In cylindrical coordinates (*R*,φ,*z*),
*z* measures distance
along the axis, *R* measures distance from the axis, and φ
is an angle that wraps around the axis.

The differential of volume in cylindrical coordinates can be
written as *dv* = *R* *dR* *dz* d φ. This follows from adding a third dimension,
along the *z* axis, to the rectangle in figure d.

##### Example 7

◊ Show that the expression for *dv* has the right units.

◊ Angles are unitless, since the definition of radian measure involves a distance
divided by a distance. Therefore the only factors in the expression that have units
are *R*, *dR*, and *dz*. If these three factors are measured, say, in meters, then
their product has units of cubic meters, which is correct for a volume.

##### Example 8

◊ Find the volume of a cone whose height is *h* and whose base has radius *b*.

◊ Let's plan on putting the *z* integral on the outside of the sandwich. That means
we need to express the radius *r*_{max} of the cone in terms of *z*. This comes out nice and
simple if we imagine the cone upside down, with its tip at the origin.
Then since we have *r*_{max}(*z*=0)=0, and *r*_{max}(*h*)=*b*, evidently *r*_{max}=*zb*/*h*.

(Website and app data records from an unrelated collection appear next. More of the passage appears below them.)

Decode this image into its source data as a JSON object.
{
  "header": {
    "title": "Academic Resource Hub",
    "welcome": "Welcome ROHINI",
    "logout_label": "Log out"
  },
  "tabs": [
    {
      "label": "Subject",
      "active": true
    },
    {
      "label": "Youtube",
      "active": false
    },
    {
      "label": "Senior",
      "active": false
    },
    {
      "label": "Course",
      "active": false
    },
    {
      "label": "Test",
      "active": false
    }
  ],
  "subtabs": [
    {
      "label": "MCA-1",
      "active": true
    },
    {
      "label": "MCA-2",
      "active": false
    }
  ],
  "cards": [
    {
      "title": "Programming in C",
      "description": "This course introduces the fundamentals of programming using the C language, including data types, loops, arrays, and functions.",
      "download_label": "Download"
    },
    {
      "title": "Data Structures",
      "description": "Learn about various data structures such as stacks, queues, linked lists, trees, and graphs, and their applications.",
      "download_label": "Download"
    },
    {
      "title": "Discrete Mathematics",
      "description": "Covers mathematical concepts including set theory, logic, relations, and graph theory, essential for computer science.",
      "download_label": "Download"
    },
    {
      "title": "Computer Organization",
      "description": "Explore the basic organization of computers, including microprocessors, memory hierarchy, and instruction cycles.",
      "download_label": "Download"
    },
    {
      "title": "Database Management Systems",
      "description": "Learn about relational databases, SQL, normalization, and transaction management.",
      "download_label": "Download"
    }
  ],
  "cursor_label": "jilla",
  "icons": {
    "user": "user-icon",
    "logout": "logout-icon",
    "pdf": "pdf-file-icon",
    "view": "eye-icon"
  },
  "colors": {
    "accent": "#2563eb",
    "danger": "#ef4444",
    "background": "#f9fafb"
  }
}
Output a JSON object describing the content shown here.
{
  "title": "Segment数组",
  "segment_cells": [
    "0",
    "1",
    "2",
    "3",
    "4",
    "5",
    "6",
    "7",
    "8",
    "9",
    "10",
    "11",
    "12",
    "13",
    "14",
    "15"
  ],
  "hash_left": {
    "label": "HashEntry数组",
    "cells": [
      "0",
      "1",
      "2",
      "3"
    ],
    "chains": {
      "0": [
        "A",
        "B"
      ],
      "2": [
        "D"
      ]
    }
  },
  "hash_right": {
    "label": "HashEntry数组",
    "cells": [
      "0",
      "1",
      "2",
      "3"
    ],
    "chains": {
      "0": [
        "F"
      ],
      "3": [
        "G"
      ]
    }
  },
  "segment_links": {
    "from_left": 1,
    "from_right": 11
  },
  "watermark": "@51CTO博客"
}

As a check, we note that the answer has units of volume. This is the classical result, known by the ancient Egyptians, that a cone has one third the volume of its enclosing cylinder.

In spherical coordinates
(*r*,θ,φ), the coordinate
*r* measures the distance from the origin, and θ and φ are analogous to
latitude and longitude, except that θ is measured down from the pole rather than
from the equator.

The differential of volume in spherical coordinates is *dv* = *r*^{2}sinθ *dr*dθdφ.

##### Example 9

◊ Find the volume of a sphere.

◊